By Moa Golster
As the spring semester begins, many students are required to take a trip to the campus bookstore for new textbooks. However, that trip to the bookstore might end up feeling more like a robbery, rather than a fresh start to the semester. As the prices of textbooks in the campus bookstore can be far from budget-friendly, students are finding other ways to get a less expensive deal.
“I’m not buying any textbooks this semester,” Johan Rundquist, a junior Business Economics major, said resolutely. He is tired of buying expensive textbooks that he rarely ends up using. Last semester, only one of the six textbooks he bought in the campus bookstore turned out to be useful for his classes. It is the lack of actual use of the textbooks, rather than the price, that Rundquist reacts to. “If I knew that a specific textbook would be crucial in order to get through a class, I wouldn’t mind paying $100 for it,” he said. “I would probably buy it in the campus bookstore. I’m simply too lazy to search for lower prices somewhere else,” he added.
A visit to the campus bookstore reveals, however, that a student can be charged far more than $100 for a textbook. “The most expensive ones are about $400,” said Derek McMaster, assistant store manager at the Campus Bookstore.
The bookstore was surprisingly peaceful during common hour on Tuesday, Jan. 21, the first day of classes. There weren’t any frustrating lines and stressed cashiers, only cheerful staff that was happy to help. The relatively small number of visitors could have had something to do with the heavy snowstorm that inevitably shut the campus down on Wednesday, Jan. 22.
As many students think that the campus bookstore textbooks are overpriced, countless numbers of less expensive options are to be found with just a Google search. Websites such as Amazon.com and Valorebooks.com, where textbooks can be less expensive, could be another option.
An online bookstore is a great alternative, according to Eddie Richter, a sophomore Business Marketing major, if students want to save money. However, his Amazon.com delivery last semester was not at all what he expected. “For some reason it took about 20 days to get the books delivered, so let’s just say I wasn’t too popular with my professors the first weeks of classes,” he added.
Like the campus bookstore, many online bookstores sell both new and used textbooks. Some of them also provide a rental service, and encourage students to sell them back their used textbooks.
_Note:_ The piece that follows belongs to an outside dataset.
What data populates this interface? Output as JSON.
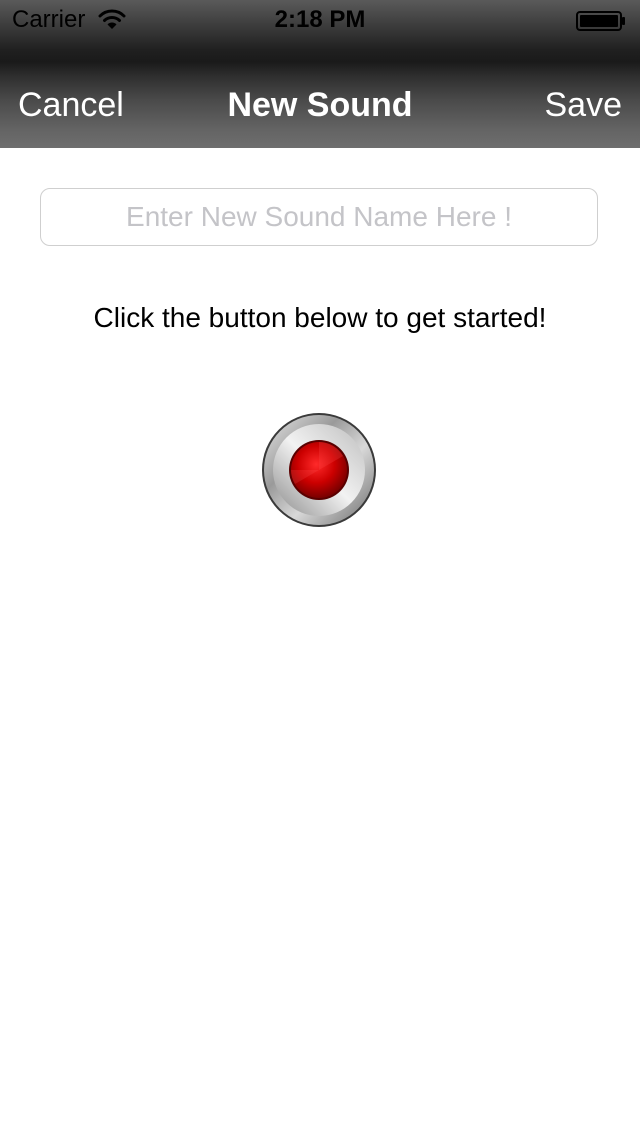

McMaster has seen a difference in the sales since Internet booksellers gave students other options. He would not discourage students from going on the Internet to buy textbooks, but claims that buying via the bookstore is safer. “Sometimes there are circumstances that call for a sudden refund or change of a book. For example, if a professor is switched after the class has started, then the student might need another book or edition. Here, students can have a full refund during the add/drop period of the semester,” he said.
In addition, McMaster stated that a student could sell a textbook back to the bookstore after using it, and get up to 50 percent of the money back.
It’s difficuly to discern whether that is a hollow promise or not. Some students say they have never been able to sell a textbook back to the bookstore. “I have been told the book is out-of-date, or that they don’t need it. I guess it’s a way for the bookstore to get expensive books sold in the first place,” said a student who preferred to remain anonymous.
As professors are aware of the rising prices of textbooks, some decide to make them non-compulsory for certain classes. Some put a copy of the textbook on reserve at the library so the students can read it there if they are unable to buy it. “It seems like the textbook requirement is a mandatory part of a syllabus,” said Carl Lystad, a junior Business Finance major. “But in some of my classes, the professors tell us that we don’t have to buy them, although it is required in the syllabus.”
Some students do not face the expensive textbook prices by searching for cheaper ones—they simply do not buy the books. “I have learned that if a professor doesn’t mention the textbook as crucial on the first day of classes, it probably isn’t,” Lystad said, before walking away to his first class of the new semester.